- Mortgage/Rent at £330 per month
- I was lucky to have all heating, electricity and water included
- There was no council tax because I had the student exemption
- I had cable and internet at around £34 per month
- TV license was £12.45 per month
I ran a car and paid £100 per month for insurance and all my tax upfront. That was around £125, so it would work out at £10.41 per month. There would always be on-off costs but I can’t work those into the projected budget. Remember this is your way of working out costs for the month.
- So the car would have been around £110.41 per month.
- Fuel for running would have been around £80 per month.
- I chose to have SinplyHealth insurance for dental and eye coverage at around £10 per month at the time. It’s gone up since then, but still worth it for me.
- With groceries, I would stick to a budget of £30 per week most of the time. There was always one week higher at around £50 because I would buy meat to last the month. So, we’d be looking at around £150 per month.
- And yes, there would be takeaways, drinks, eating out and socialising. I’d project £250 per month for that! To be fair, I’ve put this under dining out to make it easier, but it included shopping, books, music etc.

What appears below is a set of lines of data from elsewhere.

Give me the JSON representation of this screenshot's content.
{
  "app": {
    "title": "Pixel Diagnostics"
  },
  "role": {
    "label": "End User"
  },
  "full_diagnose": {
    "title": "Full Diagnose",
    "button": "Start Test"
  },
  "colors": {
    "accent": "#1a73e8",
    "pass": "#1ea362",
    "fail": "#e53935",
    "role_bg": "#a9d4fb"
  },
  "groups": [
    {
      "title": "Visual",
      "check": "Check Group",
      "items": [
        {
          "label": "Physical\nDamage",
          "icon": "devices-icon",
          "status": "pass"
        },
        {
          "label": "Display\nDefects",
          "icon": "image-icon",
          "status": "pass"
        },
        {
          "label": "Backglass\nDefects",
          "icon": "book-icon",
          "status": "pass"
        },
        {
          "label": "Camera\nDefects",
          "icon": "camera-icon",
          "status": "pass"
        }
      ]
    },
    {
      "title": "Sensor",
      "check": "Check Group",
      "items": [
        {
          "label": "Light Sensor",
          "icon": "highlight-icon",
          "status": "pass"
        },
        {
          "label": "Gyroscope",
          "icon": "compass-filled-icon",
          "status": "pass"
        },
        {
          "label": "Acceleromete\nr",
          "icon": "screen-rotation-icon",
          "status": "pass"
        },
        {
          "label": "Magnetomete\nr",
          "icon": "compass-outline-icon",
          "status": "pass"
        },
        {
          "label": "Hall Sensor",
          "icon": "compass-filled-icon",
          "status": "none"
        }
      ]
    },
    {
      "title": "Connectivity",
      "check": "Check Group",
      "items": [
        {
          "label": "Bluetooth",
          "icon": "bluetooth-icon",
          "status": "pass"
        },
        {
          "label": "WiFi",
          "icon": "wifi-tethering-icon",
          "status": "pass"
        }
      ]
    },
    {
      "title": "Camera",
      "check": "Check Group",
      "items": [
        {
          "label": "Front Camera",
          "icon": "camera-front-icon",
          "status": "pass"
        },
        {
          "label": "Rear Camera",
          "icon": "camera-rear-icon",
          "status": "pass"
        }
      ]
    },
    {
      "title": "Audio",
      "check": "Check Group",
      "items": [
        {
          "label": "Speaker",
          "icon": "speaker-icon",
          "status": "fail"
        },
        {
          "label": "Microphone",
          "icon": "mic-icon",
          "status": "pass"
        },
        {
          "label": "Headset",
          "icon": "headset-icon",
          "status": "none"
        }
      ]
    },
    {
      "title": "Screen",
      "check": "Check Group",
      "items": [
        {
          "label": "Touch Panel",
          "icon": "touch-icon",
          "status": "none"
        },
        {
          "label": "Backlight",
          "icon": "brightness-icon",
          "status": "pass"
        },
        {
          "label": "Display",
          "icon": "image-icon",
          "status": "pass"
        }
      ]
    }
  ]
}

The rest of the money I would put into a savings account ready for when I had an expenditure I hadn’t planned for.
Credit Cards, Loans, Debt
Let’s talk about debt right now. There is good debt and bad debt.
Your student loan and mortgage are good debts to have. They’re working towards something, whether it’s your degree or owning your own home (which could work out to be an excellent investment).
What about the bad debt? What about car loans, credit cards, bank loans, and all the rest?
I’d love to say not to have any but as a student I had two credit cards. I had one purely for emergencies. It was there if I didn’t have money for car repairs mainly. I didn’t use it. It sat doing nothing for three years until the first time I had to use it!
The second one was for regular spending—but not to put it on a credit card and forget about it. At 18 I wasn’t able to get a loan and I really don’t like having one. Instead, I would put my food shops on the credit card and then clear it at the end of the month. I’d have no interest to pay at all and would build my credit rating, as I showed that I was sensible with my money.
I only EVER bought something that I knew I had budgeted for. In fact, I only had the card for the food shop. And I always knew I had money for the supermarket shops because it was always one of the first things to put into the budget.
This is how I use credit cards now that financially I’m not up to my eyeballs. I’ve only ever used a bank loan to consolidate debt and pay it off quickly. The credit card is there for the food shops, so I know I’m only using money that I actually have in the bank. It’s cleared off before the interest is added on. Don’t use your credit cards for anything else. If you don’t have the money available for it, you don’t need it!
You want to put as much money into savings as possible. This budget works out that I would have had £319 left over with the average monthly outgoings. That would have gone into savings for any car repairs (so I didn’t have to use the credit card) and to make sure I had enough to cover the months without a student loan if I couldn’t get extra hours for work.
Are You Ready for Your Student Budget?
Now it’s time to sit down and create your own. Use a spreadsheet program to help you, even if it is just to get started. I’ve shared tips in the past, but this is the first time I’ve shown you what my budget was like in university—although the student loans and grants were very different then and I had two part-time jobs.
Hopefully, though, this will help you create your first student budget and work from there.
And don’t worry about getting the student budget just right. When you create a student budget for the first time it’s not going to be perfect. You may go over or may forget something essential. Just learn from it for the next time you create it.